The most successful of the book's set pieces is in the very first chapter, when the train carrying Dickens and his mistress plunges from the Staplehurst viaduct. This real-life incident becomes almost unbearably vivid in Simmons's hands: "Dickens watched a man stagger towards him, arms outstretched as if for a welcoming hug. The top of the man's skull had been torn off rather the way one would crack an eggshell with a spoon in preparation for breakfast." Equally vivid is the guided tour of "Undertown," a labyrinth of crypts, tunnels, caverns and underground rivers where Drood rules over a small nation of feral children and opium addicts.
It's when Simmons takes his book aboveground that he loses his way -- in a forest of factoids. For long stretches, "Drood" is little more than warmed-over biography, larded with the minutiae of London sewage systems and Dickens's Italian travels and his fistula surgery and the names of the dogs who visited his estate and the titles of every last reference work consulted by Collins during the writing of "The Moonstone" . . . and then more of same. "Perhaps I have already mentioned . . . ," Simmons's narrator murmurs. "Perhaps you also know . . . . Perhaps I have told you, Dear Reader . . . . I may have mentioned earlier . . . ." You have.

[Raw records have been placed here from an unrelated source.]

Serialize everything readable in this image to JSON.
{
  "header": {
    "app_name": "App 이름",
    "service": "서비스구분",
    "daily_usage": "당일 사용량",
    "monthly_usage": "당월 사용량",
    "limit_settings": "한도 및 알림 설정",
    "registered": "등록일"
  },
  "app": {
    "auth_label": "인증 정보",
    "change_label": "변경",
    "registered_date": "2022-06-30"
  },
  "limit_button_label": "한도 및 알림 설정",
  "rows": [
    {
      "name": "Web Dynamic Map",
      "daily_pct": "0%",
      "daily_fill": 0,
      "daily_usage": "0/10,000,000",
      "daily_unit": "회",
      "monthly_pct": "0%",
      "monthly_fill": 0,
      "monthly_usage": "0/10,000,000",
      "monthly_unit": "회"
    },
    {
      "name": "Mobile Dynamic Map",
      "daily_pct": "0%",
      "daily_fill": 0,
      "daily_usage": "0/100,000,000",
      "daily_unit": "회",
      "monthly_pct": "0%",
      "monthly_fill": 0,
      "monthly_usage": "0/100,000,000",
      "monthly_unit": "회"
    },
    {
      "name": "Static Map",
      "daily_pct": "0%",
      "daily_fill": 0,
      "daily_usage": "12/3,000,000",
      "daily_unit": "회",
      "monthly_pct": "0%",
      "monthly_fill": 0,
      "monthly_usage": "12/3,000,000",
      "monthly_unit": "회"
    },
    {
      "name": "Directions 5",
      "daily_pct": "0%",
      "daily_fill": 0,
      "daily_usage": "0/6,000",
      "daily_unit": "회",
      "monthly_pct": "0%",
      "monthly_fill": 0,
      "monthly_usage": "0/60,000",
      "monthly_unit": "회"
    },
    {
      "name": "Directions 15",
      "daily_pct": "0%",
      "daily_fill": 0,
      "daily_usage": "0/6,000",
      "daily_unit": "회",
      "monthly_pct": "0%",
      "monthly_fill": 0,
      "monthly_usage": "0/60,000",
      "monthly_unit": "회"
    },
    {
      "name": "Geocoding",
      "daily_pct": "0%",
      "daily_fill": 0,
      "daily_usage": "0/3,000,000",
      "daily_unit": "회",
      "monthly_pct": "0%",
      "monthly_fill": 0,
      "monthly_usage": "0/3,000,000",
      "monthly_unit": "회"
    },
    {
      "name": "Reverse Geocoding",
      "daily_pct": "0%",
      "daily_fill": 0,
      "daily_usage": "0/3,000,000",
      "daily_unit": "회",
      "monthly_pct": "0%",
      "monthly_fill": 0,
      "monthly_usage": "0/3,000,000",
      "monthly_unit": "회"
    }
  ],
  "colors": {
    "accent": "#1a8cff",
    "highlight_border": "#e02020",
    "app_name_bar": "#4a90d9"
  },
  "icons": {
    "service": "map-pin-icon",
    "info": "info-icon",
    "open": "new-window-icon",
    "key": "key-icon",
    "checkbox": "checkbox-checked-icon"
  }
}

You have.
And, like the arch-villains he portrays, Simmons gang-presses his characters into historical servitude. "Oh, Mr. Collins!" cries one. "I am deeply honoured to have such a famous writer visit me! I so greatly enjoyed your The Woman in White that was serialised in All the Year Round immediately after Mr. Dickens's A Tale of Two Cities ended." People don't actually talk like this, any more than they say, "Dickens's novel -- which I thought rather dreary and stodgy to that point, especially in the person of the cloying and saccharine narratoress named Esther Summerson, did seem to come alive in the penultimate chapters as our Inspector Bucket took charge of the murder case regarding Lawyer Tulkinghorn, as well as in his fruitless but exciting pursuit of Lady Dedlock, Esther's true mother, who was to die outside the city burial ground."
This padding and sock-puppetry come at some cost: The book is halfway over before it feels like it's beginning. (Drood even pauses in the midst of his evil-doing to announce the species of beetle he uses.) Simmons may justify his novel's length as a tribute to the enormity of evil or perhaps to the bagginess of Dickens's own fiction. But "The Mystery of Edwin Drood," had it been finished, would have been one of Dickens's most compact productions, and truth be told, this modern-day "Drood" has less to do with evil than with spite. Specifically, the nastiness that a pair of brilliant men inflict on each other.
A more apropos title, then, might have been "A Tale of Two Egos," which, all in all, is a worthy subject, but not worth the epic length afforded to it. Inside this artery-clogging almost-800-page book is a sleek and sinewy 300-page thriller waiting to be teased out. If only Simmons hadn't left the job to us.